weaveByToType also allows you to manipulate the route, for example by replacing a node with other nodes. As opposed to
weaveByToString this method uses the class type of the node(s) when matching. This allows you to match EIP pattern by its type.
weaveByToType has the same methods as
For example to remove a transform from the following route:
Available os of Camel 2.8
The following methods
weaveByType(Class) each match N+ nodes. By using optional selectors you can narrow down the nodes being used. For example if
weaveByType(Class) returns 2 nodes. Then you can use a selector to indicate it should only select the first node.
Will only select the first matched node.
Will only select the last matched node.
Will only select the N'th matched node. The index is zero-based.
Will only select the matches node within the given range by index (both inclusive). The index is zero-based.
|Camel 2.14.2/2.15: To limit the selection to at most N level deep in the Camel route tree. The first level is starting from number 1. So number 2 is the children of the 1st level nodes.|
For example to remove the first
.to node in route you can do as follows:
Available as of Camel 2.8
weaveAddLast is a shorthand to easily add nodes to the route. These methods can only add to an existing routes. If you want to manipulate the route, then there are plenty of methods as already shown on this page.
For example if you want to send a message to a
mock:input endpoint you can do as follows:
Likewise if you want to easily send a message to a
mock:output endpoint you can do as follows:
You can of course combine those in the same advice with:
from With Another Endpoint
Available as of Camel 2.9
You may have routes which consumes messages from endpoints which you want to substitute with another endpoint for easier unit testing. For example a JMS endpoint could be replaced with a SEDA or Direct for unit testing a route, as shown below where we replace the input of the route to a
Using Mock Endpoints

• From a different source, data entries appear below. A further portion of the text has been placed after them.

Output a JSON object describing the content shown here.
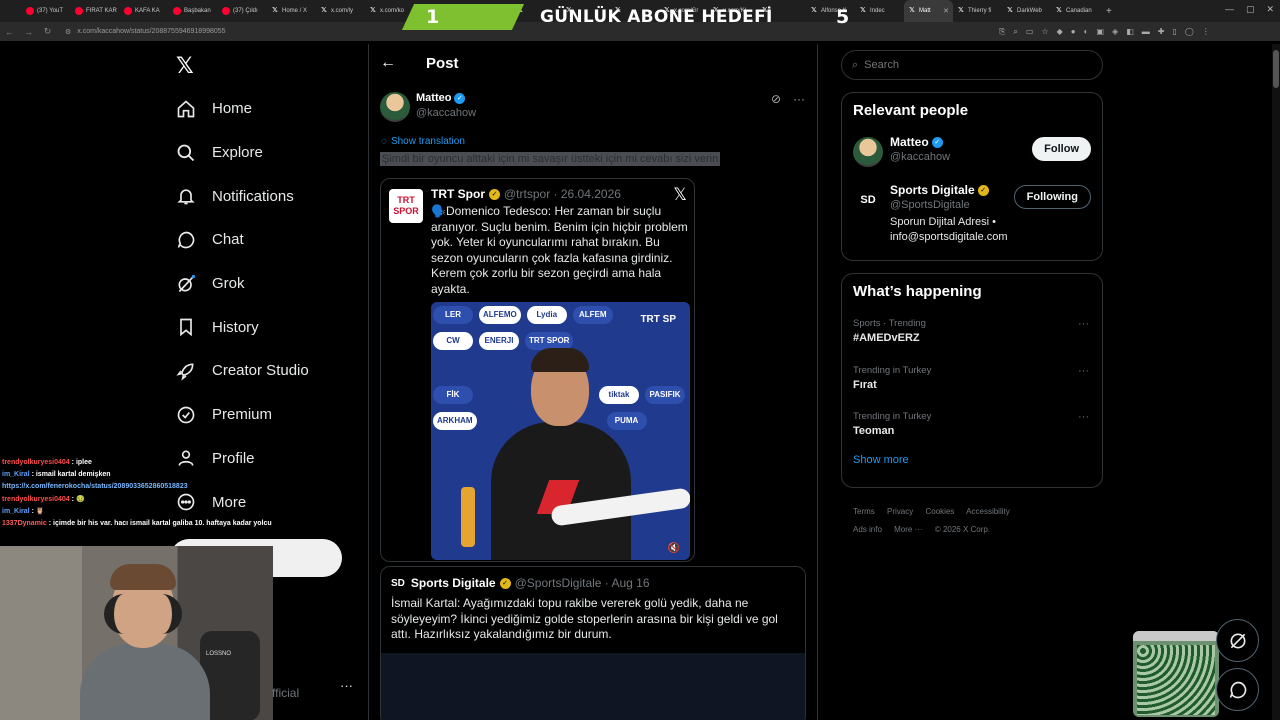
{
  "browser": {
    "tabs": [
      {
        "label": "(37) YouT",
        "icon": "youtube-icon",
        "active": false
      },
      {
        "label": "FIRAT KAR",
        "icon": "youtube-icon",
        "active": false
      },
      {
        "label": "KAFA KA",
        "icon": "youtube-icon",
        "active": false
      },
      {
        "label": "Başbakan",
        "icon": "youtube-icon",
        "active": false
      },
      {
        "label": "(37) Çıldı",
        "icon": "youtube-icon",
        "active": false
      },
      {
        "label": "Home / X",
        "icon": "x-icon",
        "active": false
      },
      {
        "label": "x.com/ly",
        "icon": "x-icon",
        "active": false
      },
      {
        "label": "x.com/ko",
        "icon": "x-icon",
        "active": false
      },
      {
        "label": "",
        "icon": "x-icon",
        "active": false
      },
      {
        "label": "",
        "icon": "x-icon",
        "active": false
      },
      {
        "label": "",
        "icon": "x-icon",
        "active": false
      },
      {
        "label": "",
        "icon": "x-icon",
        "active": false
      },
      {
        "label": "",
        "icon": "x-icon",
        "active": false
      },
      {
        "label": "x.com/Gr",
        "icon": "x-icon",
        "active": false
      },
      {
        "label": "x.com/Kl",
        "icon": "x-icon",
        "active": false
      },
      {
        "label": "",
        "icon": "x-icon",
        "active": false
      },
      {
        "label": "Alfonso K",
        "icon": "x-icon",
        "active": false
      },
      {
        "label": "Indec",
        "icon": "x-icon",
        "active": false
      },
      {
        "label": "Matt",
        "icon": "x-icon",
        "active": true
      },
      {
        "label": "Thierry fi",
        "icon": "x-icon",
        "active": false
      },
      {
        "label": "DarkWeb",
        "icon": "x-icon",
        "active": false
      },
      {
        "label": "Canadian",
        "icon": "x-icon",
        "active": false
      }
    ],
    "url": "x.com/kaccahow/status/2088755946918998055"
  },
  "goal_banner": {
    "current": "1",
    "title": "GÜNLÜK ABONE HEDEFİ",
    "target": "5"
  },
  "nav": {
    "items": [
      {
        "label": "Home",
        "icon": "home-icon"
      },
      {
        "label": "Explore",
        "icon": "search-icon"
      },
      {
        "label": "Notifications",
        "icon": "bell-icon"
      },
      {
        "label": "Chat",
        "icon": "chat-bubble-icon"
      },
      {
        "label": "Grok",
        "icon": "grok-icon"
      },
      {
        "label": "History",
        "icon": "bookmark-icon"
      },
      {
        "label": "Creator Studio",
        "icon": "rocket-icon"
      },
      {
        "label": "Premium",
        "icon": "verified-badge-icon"
      },
      {
        "label": "Profile",
        "icon": "person-icon"
      },
      {
        "label": "More",
        "icon": "more-circle-icon"
      }
    ]
  },
  "post": {
    "header_title": "Post",
    "author_name": "Matteo",
    "author_handle": "@kaccahow",
    "show_translation": "Show translation",
    "text": "Şimdi bir oyuncu alttaki için mi savaşır üstteki için mi cevabı sizi verin",
    "quote": {
      "name": "TRT Spor",
      "handle_date": "@trtspor · 26.04.2026",
      "logo_top": "TRT",
      "logo_bottom": "SPOR",
      "body": "🗣️Domenico Tedesco: Her zaman bir suçlu aranıyor. Suçlu benim. Benim için hiçbir problem yok. Yeter ki oyuncularımı rahat bırakın. Bu sezon oyuncuların çok fazla kafasına girdiniz. Kerem çok zorlu bir sezon geçirdi ama hala ayakta.",
      "sponsors_row1": [
        "LER",
        "ALFEMO",
        "Lydia",
        "ALFEM"
      ],
      "sponsors_row2": [
        "CW",
        "ENERJI",
        "TRT SPOR"
      ],
      "sponsors_row3": [
        "FİK",
        "tiktak",
        "PASIFIK"
      ],
      "sponsors_row4": [
        "ARKHAM",
        "PUMA"
      ],
      "watermark": "TRT SP"
    }
  },
  "second_post": {
    "logo": "SD",
    "name": "Sports Digitale",
    "handle_date": "@SportsDigitale · Aug 16",
    "body": "İsmail Kartal: Ayağımızdaki topu rakibe vererek golü yedik, daha ne söyleyeyim? İkinci yediğimiz golde stoperlerin arasına bir kişi geldi ve gol attı. Hazırlıksız yakalandığımız bir durum."
  },
  "search": {
    "placeholder": "Search"
  },
  "relevant_people": {
    "title": "Relevant people",
    "people": [
      {
        "name": "Matteo",
        "handle": "@kaccahow",
        "button": "Follow",
        "bio": ""
      },
      {
        "name": "Sports Digitale",
        "handle": "@SportsDigitale",
        "button": "Following",
        "bio": "Sporun Dijital Adresi • info@sportsdigitale.com"
      }
    ]
  },
  "whats_happening": {
    "title": "What’s happening",
    "trends": [
      {
        "meta": "Sports · Trending",
        "tag": "#AMEDvERZ"
      },
      {
        "meta": "Trending in Turkey",
        "tag": "Fırat"
      },
      {
        "meta": "Trending in Turkey",
        "tag": "Teoman"
      }
    ],
    "show_more": "Show more"
  },
  "footer": {
    "links": [
      "Terms",
      "Privacy",
      "Cookies",
      "Accessibility",
      "Ads info",
      "More ···",
      "© 2026 X Corp."
    ]
  },
  "stream_chat": [
    {
      "user": "trendyolkuryesi0404",
      "msg": "iplee",
      "user_class": "u1"
    },
    {
      "user": "im_Kiral",
      "msg": "ismail kartal demişken",
      "user_class": "u2"
    },
    {
      "user": "",
      "msg": "https://x.com/fenerokocha/status/2089033652860518823",
      "user_class": "link"
    },
    {
      "user": "trendyolkuryesi0404",
      "msg": "🤢",
      "user_class": "u1"
    },
    {
      "user": "im_Kiral",
      "msg": "🦉",
      "user_class": "u2"
    },
    {
      "user": "1337Dynamic",
      "msg": "içimde bir his var. hacı ismail kartal galiba 10. haftaya kadar yolcu",
      "user_class": "u3"
    }
  ],
  "webcam": {
    "chair_brand": "LOSSNO"
  },
  "overlay": {
    "official_text": "fficial"
  }
}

While routing messages, you may want to easily know how the messages was routed. For example you can let Camel mock all endpoints, which mean that when a message is sent to any endpoint, its first send to a mock endpoint, and then afterwards to the original endpoint. Then from your unit tests, you can setup expectations on the mock endpoints.
See more details see: Mocking existing endpoints using the camel-test component at Mock.
Available as of Camel 2.9
It is recommended to override the method
isUseAdviceWith and return
true to instruct Camel that you are using
adviceWith in the unit tests. Then in your unit test methods, after you have done the
adviceWith you must start
CamelContext by invoke the
start method on the
context instance. In the following we have an example. The route is using ActiveMQ to route messages. What we would like to do in a unit test is to test the route, but without having to set and use ActiveMQ. We do not have ActiveMQ on the classpath. So for that we need to advice the route and replace ActiveMQ with for example a SEDA endpoint instead.